_Component data from apps and pages:_
──────────────────────────────
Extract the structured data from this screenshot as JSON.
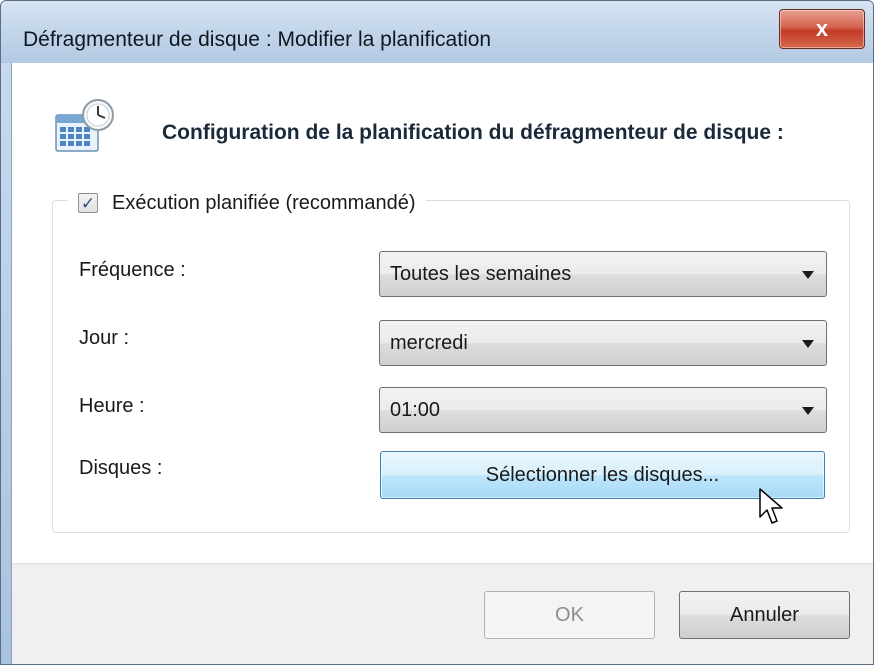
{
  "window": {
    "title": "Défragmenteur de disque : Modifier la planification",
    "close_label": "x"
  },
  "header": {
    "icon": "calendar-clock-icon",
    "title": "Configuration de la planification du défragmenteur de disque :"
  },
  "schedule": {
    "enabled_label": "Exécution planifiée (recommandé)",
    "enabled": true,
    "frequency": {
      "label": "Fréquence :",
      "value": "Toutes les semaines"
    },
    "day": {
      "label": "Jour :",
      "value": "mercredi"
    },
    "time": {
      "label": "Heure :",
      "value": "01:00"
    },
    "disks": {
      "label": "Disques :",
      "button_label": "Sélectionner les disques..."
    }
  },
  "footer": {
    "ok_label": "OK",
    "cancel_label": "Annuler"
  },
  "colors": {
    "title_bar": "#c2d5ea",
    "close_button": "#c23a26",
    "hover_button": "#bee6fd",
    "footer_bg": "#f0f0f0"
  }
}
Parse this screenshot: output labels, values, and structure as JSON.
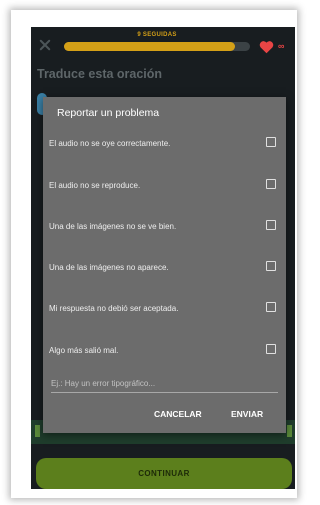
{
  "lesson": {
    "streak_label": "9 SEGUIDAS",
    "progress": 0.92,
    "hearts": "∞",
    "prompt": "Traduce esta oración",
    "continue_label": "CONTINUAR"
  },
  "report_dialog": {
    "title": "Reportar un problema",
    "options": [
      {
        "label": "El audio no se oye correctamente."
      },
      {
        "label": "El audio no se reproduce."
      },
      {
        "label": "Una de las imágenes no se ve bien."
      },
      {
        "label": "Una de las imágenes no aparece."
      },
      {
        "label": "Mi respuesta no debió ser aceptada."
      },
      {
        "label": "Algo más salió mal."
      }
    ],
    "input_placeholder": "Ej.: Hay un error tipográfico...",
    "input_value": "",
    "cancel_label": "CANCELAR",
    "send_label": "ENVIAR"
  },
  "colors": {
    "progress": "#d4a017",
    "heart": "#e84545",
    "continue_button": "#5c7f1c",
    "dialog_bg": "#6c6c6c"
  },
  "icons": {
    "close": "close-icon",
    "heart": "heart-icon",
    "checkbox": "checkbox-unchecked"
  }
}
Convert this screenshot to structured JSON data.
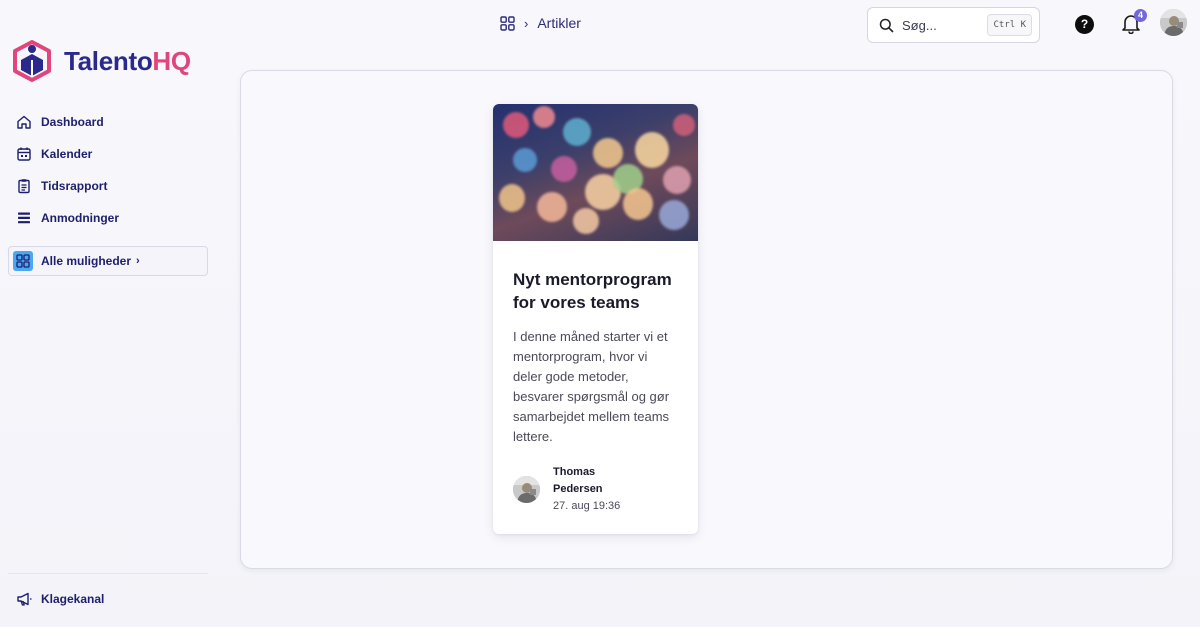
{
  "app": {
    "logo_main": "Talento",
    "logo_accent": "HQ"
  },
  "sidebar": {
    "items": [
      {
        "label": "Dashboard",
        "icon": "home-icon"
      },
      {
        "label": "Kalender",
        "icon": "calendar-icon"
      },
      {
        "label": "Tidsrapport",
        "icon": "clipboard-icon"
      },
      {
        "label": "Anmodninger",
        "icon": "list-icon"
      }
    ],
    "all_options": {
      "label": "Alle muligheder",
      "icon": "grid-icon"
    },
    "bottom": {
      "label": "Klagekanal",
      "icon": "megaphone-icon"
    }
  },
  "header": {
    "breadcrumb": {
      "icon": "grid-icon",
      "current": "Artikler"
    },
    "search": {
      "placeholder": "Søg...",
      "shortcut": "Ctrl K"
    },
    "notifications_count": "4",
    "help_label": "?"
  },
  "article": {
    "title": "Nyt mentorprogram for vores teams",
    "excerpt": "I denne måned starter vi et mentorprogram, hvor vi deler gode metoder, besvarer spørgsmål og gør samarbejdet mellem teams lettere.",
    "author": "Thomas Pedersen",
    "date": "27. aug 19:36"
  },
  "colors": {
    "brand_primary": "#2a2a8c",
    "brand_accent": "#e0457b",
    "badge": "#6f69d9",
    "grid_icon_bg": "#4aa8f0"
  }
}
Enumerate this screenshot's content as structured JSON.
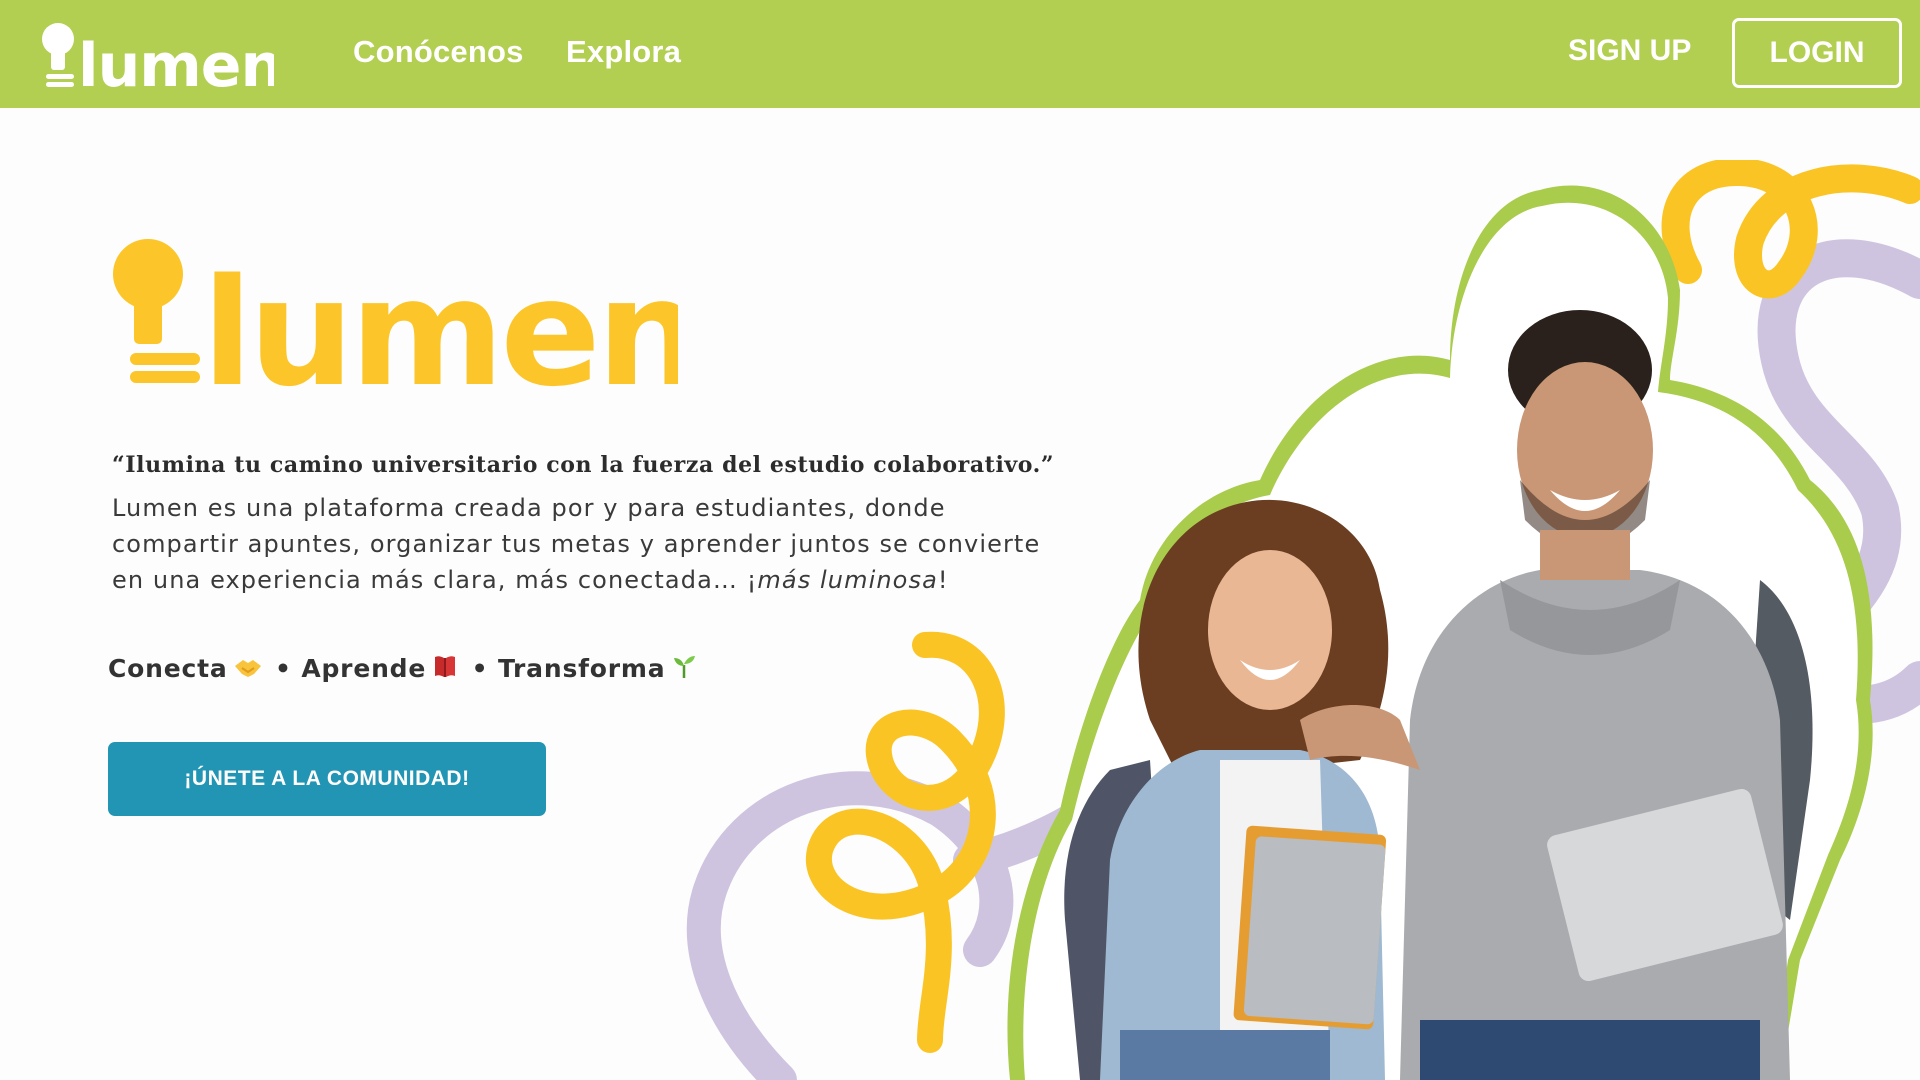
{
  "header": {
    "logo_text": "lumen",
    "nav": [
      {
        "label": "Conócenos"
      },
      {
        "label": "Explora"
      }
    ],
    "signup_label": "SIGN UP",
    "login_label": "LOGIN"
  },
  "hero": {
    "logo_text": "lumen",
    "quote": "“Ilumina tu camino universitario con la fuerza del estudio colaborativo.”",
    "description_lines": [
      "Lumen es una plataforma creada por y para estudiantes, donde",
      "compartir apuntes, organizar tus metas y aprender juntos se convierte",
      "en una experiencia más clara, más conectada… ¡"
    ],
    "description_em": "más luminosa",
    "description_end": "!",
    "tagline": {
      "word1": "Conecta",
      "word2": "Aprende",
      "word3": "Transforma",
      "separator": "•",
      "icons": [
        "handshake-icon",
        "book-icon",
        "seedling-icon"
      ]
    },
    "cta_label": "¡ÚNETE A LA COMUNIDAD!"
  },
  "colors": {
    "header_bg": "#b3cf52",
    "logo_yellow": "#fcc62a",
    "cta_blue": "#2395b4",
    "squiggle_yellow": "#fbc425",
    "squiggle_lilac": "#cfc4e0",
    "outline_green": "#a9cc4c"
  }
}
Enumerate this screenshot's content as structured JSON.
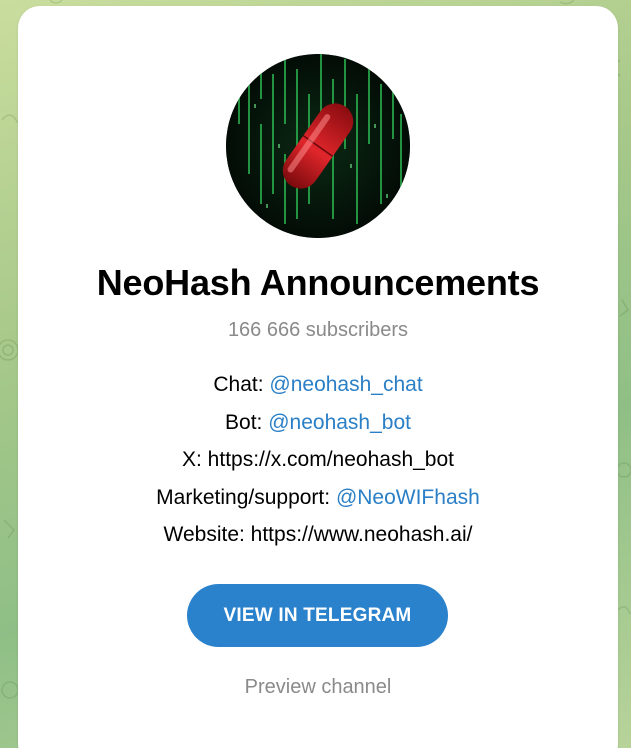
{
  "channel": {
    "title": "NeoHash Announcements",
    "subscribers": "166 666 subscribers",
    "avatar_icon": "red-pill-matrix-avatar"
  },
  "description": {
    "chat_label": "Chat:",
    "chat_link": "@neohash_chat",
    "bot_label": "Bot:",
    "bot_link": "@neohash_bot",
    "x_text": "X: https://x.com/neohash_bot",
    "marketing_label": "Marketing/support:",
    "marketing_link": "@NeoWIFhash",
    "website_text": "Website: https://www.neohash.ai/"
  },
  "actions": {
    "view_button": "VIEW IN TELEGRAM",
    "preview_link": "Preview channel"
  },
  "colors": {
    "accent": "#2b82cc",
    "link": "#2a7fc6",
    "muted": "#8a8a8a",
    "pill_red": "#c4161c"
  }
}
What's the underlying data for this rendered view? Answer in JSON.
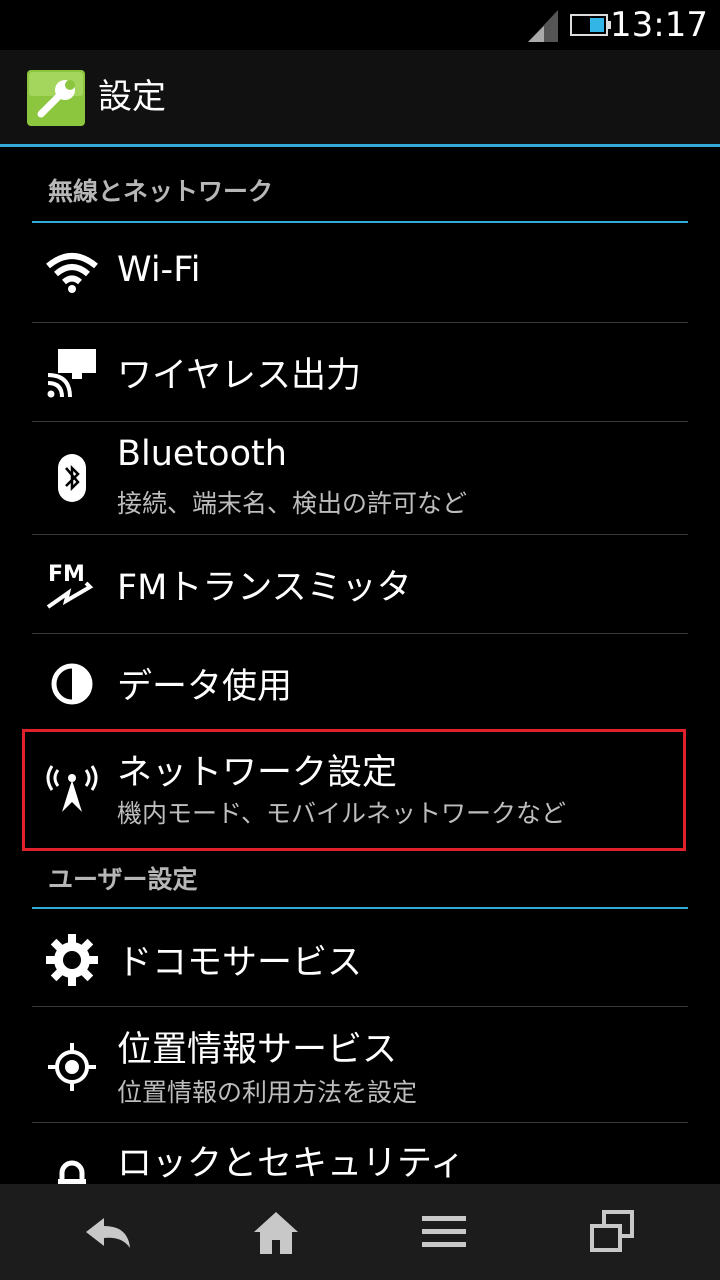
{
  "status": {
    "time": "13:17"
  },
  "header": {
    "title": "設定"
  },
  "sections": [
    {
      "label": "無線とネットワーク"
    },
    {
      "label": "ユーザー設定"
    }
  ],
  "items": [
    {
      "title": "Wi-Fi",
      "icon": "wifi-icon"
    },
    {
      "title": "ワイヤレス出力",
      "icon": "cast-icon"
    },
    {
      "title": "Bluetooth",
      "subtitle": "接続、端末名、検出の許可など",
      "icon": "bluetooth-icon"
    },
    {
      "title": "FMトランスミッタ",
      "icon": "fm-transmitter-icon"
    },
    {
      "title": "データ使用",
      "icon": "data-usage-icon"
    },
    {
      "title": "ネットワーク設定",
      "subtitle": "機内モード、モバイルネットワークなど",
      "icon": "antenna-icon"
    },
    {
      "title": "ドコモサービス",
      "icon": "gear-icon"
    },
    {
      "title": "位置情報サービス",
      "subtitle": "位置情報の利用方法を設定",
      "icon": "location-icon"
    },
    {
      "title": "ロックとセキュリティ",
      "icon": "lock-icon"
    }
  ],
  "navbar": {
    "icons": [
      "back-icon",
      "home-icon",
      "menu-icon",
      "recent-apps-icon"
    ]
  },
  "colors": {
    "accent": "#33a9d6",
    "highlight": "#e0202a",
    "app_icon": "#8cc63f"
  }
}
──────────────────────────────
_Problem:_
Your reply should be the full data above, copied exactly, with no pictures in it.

_Solution to this exercise:_
Extract the structured data from this screenshot as JSON.
{
  "window": {
    "title": "Défragmenteur de disque : Modifier la planification",
    "close_label": "x"
  },
  "header": {
    "icon": "calendar-clock-icon",
    "title": "Configuration de la planification du défragmenteur de disque :"
  },
  "schedule": {
    "enabled_label": "Exécution planifiée (recommandé)",
    "enabled": true,
    "frequency": {
      "label": "Fréquence :",
      "value": "Toutes les semaines"
    },
    "day": {
      "label": "Jour :",
      "value": "mercredi"
    },
    "time": {
      "label": "Heure :",
      "value": "01:00"
    },
    "disks": {
      "label": "Disques :",
      "button_label": "Sélectionner les disques..."
    }
  },
  "footer": {
    "ok_label": "OK",
    "cancel_label": "Annuler"
  },
  "colors": {
    "title_bar": "#c2d5ea",
    "close_button": "#c23a26",
    "hover_button": "#bee6fd",
    "footer_bg": "#f0f0f0"
  }
}
Parse this screenshot: output labels, values, and structure as JSON.
{
  "lesson": {
    "streak_label": "9 SEGUIDAS",
    "progress": 0.92,
    "hearts": "∞",
    "prompt": "Traduce esta oración",
    "continue_label": "CONTINUAR"
  },
  "report_dialog": {
    "title": "Reportar un problema",
    "options": [
      {
        "label": "El audio no se oye correctamente."
      },
      {
        "label": "El audio no se reproduce."
      },
      {
        "label": "Una de las imágenes no se ve bien."
      },
      {
        "label": "Una de las imágenes no aparece."
      },
      {
        "label": "Mi respuesta no debió ser aceptada."
      },
      {
        "label": "Algo más salió mal."
      }
    ],
    "input_placeholder": "Ej.: Hay un error tipográfico...",
    "input_value": "",
    "cancel_label": "CANCELAR",
    "send_label": "ENVIAR"
  },
  "colors": {
    "progress": "#d4a017",
    "heart": "#e84545",
    "continue_button": "#5c7f1c",
    "dialog_bg": "#6c6c6c"
  },
  "icons": {
    "close": "close-icon",
    "heart": "heart-icon",
    "checkbox": "checkbox-unchecked"
  }
}
Convert this screenshot to structured JSON data.
{
  "app": {
    "logo_main": "Talento",
    "logo_accent": "HQ"
  },
  "sidebar": {
    "items": [
      {
        "label": "Dashboard",
        "icon": "home-icon"
      },
      {
        "label": "Kalender",
        "icon": "calendar-icon"
      },
      {
        "label": "Tidsrapport",
        "icon": "clipboard-icon"
      },
      {
        "label": "Anmodninger",
        "icon": "list-icon"
      }
    ],
    "all_options": {
      "label": "Alle muligheder",
      "icon": "grid-icon"
    },
    "bottom": {
      "label": "Klagekanal",
      "icon": "megaphone-icon"
    }
  },
  "header": {
    "breadcrumb": {
      "icon": "grid-icon",
      "current": "Artikler"
    },
    "search": {
      "placeholder": "Søg...",
      "shortcut": "Ctrl K"
    },
    "notifications_count": "4",
    "help_label": "?"
  },
  "article": {
    "title": "Nyt mentorprogram for vores teams",
    "excerpt": "I denne måned starter vi et mentorprogram, hvor vi deler gode metoder, besvarer spørgsmål og gør samarbejdet mellem teams lettere.",
    "author": "Thomas Pedersen",
    "date": "27. aug 19:36"
  },
  "colors": {
    "brand_primary": "#2a2a8c",
    "brand_accent": "#e0457b",
    "badge": "#6f69d9",
    "grid_icon_bg": "#4aa8f0"
  }
}
Enumerate this screenshot's content as structured JSON.
{
  "header": {
    "logo_text": "lumen",
    "nav": [
      {
        "label": "Conócenos"
      },
      {
        "label": "Explora"
      }
    ],
    "signup_label": "SIGN UP",
    "login_label": "LOGIN"
  },
  "hero": {
    "logo_text": "lumen",
    "quote": "“Ilumina tu camino universitario con la fuerza del estudio colaborativo.”",
    "description_lines": [
      "Lumen es una plataforma creada por y para estudiantes, donde",
      "compartir apuntes, organizar tus metas y aprender juntos se convierte",
      "en una experiencia más clara, más conectada… ¡"
    ],
    "description_em": "más luminosa",
    "description_end": "!",
    "tagline": {
      "word1": "Conecta",
      "word2": "Aprende",
      "word3": "Transforma",
      "separator": "•",
      "icons": [
        "handshake-icon",
        "book-icon",
        "seedling-icon"
      ]
    },
    "cta_label": "¡ÚNETE A LA COMUNIDAD!"
  },
  "colors": {
    "header_bg": "#b3cf52",
    "logo_yellow": "#fcc62a",
    "cta_blue": "#2395b4",
    "squiggle_yellow": "#fbc425",
    "squiggle_lilac": "#cfc4e0",
    "outline_green": "#a9cc4c"
  }
}
Enumerate this screenshot's content as structured JSON.
{
  "channel": {
    "title": "NeoHash Announcements",
    "subscribers": "166 666 subscribers",
    "avatar_icon": "red-pill-matrix-avatar"
  },
  "description": {
    "chat_label": "Chat:",
    "chat_link": "@neohash_chat",
    "bot_label": "Bot:",
    "bot_link": "@neohash_bot",
    "x_text": "X: https://x.com/neohash_bot",
    "marketing_label": "Marketing/support:",
    "marketing_link": "@NeoWIFhash",
    "website_text": "Website: https://www.neohash.ai/"
  },
  "actions": {
    "view_button": "VIEW IN TELEGRAM",
    "preview_link": "Preview channel"
  },
  "colors": {
    "accent": "#2b82cc",
    "link": "#2a7fc6",
    "muted": "#8a8a8a",
    "pill_red": "#c4161c"
  }
}
What's the underlying data for this rendered view? Answer in JSON.
{
  "status": {
    "time": "13:17"
  },
  "header": {
    "title": "設定"
  },
  "sections": [
    {
      "label": "無線とネットワーク"
    },
    {
      "label": "ユーザー設定"
    }
  ],
  "items": [
    {
      "title": "Wi-Fi",
      "icon": "wifi-icon"
    },
    {
      "title": "ワイヤレス出力",
      "icon": "cast-icon"
    },
    {
      "title": "Bluetooth",
      "subtitle": "接続、端末名、検出の許可など",
      "icon": "bluetooth-icon"
    },
    {
      "title": "FMトランスミッタ",
      "icon": "fm-transmitter-icon"
    },
    {
      "title": "データ使用",
      "icon": "data-usage-icon"
    },
    {
      "title": "ネットワーク設定",
      "subtitle": "機内モード、モバイルネットワークなど",
      "icon": "antenna-icon"
    },
    {
      "title": "ドコモサービス",
      "icon": "gear-icon"
    },
    {
      "title": "位置情報サービス",
      "subtitle": "位置情報の利用方法を設定",
      "icon": "location-icon"
    },
    {
      "title": "ロックとセキュリティ",
      "icon": "lock-icon"
    }
  ],
  "navbar": {
    "icons": [
      "back-icon",
      "home-icon",
      "menu-icon",
      "recent-apps-icon"
    ]
  },
  "colors": {
    "accent": "#33a9d6",
    "highlight": "#e0202a",
    "app_icon": "#8cc63f"
  }
}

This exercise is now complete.